7. FCO32 - Balmullo Phase 2

This second phase in the Balmullo arm of the network is a small extension into an estate of newer build private properties. These are large houses and so the area has a good level of heat demand density, however these figures could be based on benchmarks and in reality newer builds will be more energy efficient and will likely not be willing to pay again for a new source of heating.

6.2 Opportunity Assessment Tool

The District Heating Opportunity Assessment Tool ( DHOAT) developed by Ramboll for the Scottish Government was used to analyse the heat map data and preliminary network designs. This tool provides clear indications of what the peak and annual demands would be at each stage of the network's development, as well as providing a preliminary set of key performance indicator ( KPI) data, including:

  • Total heat demand
  • Indicative CAPEX
  • Indicative Network OPEX
  • Indicative heat sales

The outputs of each scenario can be compared against one another to determine which would be most suitable for the heating network. This decision is based on both the technical figures derived from early modelling, as well as knowledge of the local property types, potential connection issues and any commercial and construction hurdles, such as the railway line that would have to be crossed to reach Balmullo. Another useful KPI to determine the performance of the proposed networks is Linear Heat Density ( LHD); this is a ratio of demand to pipe length (MWh/m) and can provide a good early stage indication of whether the network has enough demand to justify the initial capital costs of pipe installation.

6.3 Network Analysis

Table 6.1 presents the initial analysis for the proposed networks. There is a significant variation in the linear heat density between the various options that show quite clearly how additional transmission pipe can significantly decrease the potential of a network. The table also provides approximate estimates of the required primary heat supply capacity which will later be compared against the predicted heating potential of the geothermal resource under Guardbridge, in order to determine what extent of network would be feasible.

Table 6.1: Summary of opportunity assessment results.

Short Name Reference

FC011

FC012

FC021

FC022

FC023

FC031

FC032

Project Name

Guardbridge

Guardbridge Papermill

Leuchars Military

Leuchars Residential 1

Leuchars Residential 2

Balmullo Main

Balmullo Private

Network Length [m]

3648

1210

3144

4235

3950

7998

1410

Total Heat Demand [MWh]

8.0

4.7

3.6

9.8

7.8

8.6

3.8

Peak Demand [MW]

3.7

2.1

1.7

4.5

3.5

3.9

1.7

Primary Supply Asset Capacity [MW]

1.0

0.6

0.4

1.2

0.9

1.0

0.5

No. of Connections

220

0

190

498

381

470

139

Linear Heat Density [MWh/m]

2.19

3.96

1.16

2.31

1.97

1.07

2.68

Revenue

£494 k

£269 k

£204 k

£556 k

£450 k

£476 k

£214 k

Total Capital Cost Lower Range

£5,504 k

£2,237 k

£3,553 k

£7,498 k

£6,155 k

£8,847 k

£2,597 k

Total Capital Cost Upper Range

£9,304 k

£3,820 k

£6,233 k

£12,209 k

£10,272 k

£15,587 k

£4,237 k

Average Heat Selling Price [£/MWh]

62

57

57

57

58

55

56

The LHD for the first Leuchars connection is low in comparison to the two residential extensions (Table 6.1); this is because it bears the burden of the initial transmission pipe to reach Leuchars and so has a large section of network with no customers.
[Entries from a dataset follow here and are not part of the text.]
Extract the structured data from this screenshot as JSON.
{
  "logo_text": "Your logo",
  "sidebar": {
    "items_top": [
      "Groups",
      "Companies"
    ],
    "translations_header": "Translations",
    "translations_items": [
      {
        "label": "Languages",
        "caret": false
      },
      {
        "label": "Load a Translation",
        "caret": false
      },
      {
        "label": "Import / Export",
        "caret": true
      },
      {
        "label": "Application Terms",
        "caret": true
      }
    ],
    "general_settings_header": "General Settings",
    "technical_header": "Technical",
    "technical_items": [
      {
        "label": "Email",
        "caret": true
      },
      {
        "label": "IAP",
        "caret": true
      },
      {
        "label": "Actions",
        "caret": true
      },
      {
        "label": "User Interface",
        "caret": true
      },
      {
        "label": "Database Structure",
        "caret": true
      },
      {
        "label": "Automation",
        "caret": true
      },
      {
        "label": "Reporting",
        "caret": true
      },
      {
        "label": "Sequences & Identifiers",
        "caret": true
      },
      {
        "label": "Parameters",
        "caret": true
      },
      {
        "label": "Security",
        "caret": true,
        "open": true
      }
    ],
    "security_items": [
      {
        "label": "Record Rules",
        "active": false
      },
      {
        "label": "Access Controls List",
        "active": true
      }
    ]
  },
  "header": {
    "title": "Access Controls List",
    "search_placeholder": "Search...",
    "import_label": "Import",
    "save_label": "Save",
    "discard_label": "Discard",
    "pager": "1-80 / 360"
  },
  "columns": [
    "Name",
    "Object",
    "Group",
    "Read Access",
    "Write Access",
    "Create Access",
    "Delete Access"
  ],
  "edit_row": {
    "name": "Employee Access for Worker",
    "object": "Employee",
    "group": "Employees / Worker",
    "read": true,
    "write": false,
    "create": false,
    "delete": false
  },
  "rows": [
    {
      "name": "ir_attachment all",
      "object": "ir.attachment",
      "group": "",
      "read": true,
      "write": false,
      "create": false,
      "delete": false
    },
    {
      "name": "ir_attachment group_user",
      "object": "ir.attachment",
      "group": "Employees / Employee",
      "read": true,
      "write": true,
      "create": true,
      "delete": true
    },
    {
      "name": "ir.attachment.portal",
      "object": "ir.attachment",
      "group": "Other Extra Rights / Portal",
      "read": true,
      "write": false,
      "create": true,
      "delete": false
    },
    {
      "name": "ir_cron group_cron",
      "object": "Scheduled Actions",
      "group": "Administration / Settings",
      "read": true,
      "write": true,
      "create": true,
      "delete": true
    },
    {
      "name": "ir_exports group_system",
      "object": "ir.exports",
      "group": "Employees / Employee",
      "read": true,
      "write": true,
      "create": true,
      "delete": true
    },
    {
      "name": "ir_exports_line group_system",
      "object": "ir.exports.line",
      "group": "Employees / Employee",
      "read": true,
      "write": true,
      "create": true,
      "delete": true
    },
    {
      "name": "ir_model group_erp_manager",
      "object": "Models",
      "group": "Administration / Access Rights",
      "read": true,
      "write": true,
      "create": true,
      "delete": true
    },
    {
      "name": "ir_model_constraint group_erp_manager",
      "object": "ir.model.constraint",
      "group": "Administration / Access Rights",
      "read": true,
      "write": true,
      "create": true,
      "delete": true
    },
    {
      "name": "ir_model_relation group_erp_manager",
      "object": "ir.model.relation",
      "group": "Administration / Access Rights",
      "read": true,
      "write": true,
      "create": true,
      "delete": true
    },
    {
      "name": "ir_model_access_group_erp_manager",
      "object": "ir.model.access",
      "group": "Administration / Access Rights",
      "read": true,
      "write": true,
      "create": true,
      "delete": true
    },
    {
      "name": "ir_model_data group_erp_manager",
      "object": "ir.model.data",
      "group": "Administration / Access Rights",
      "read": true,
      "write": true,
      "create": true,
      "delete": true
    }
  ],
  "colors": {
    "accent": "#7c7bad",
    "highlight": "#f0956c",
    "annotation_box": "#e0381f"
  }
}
However, provided there was enough heat available, this network option would allow the better performing sections to connect, improving the networks overall LHD and so its apparent poor performance should not be a reason to discount it from the study.

Similarly, the two phases of network in Balmullo have very different values for their linear heat density. However in this case, the first network actually reaches most of the demand in Balmullo and so the phase two extension would not provide enough demand to raise this significantly. Coupled with the additional hurdle of negotiating a railway crossing, a heat supply to Balmullo is not considered in any more detail in this report.


Contact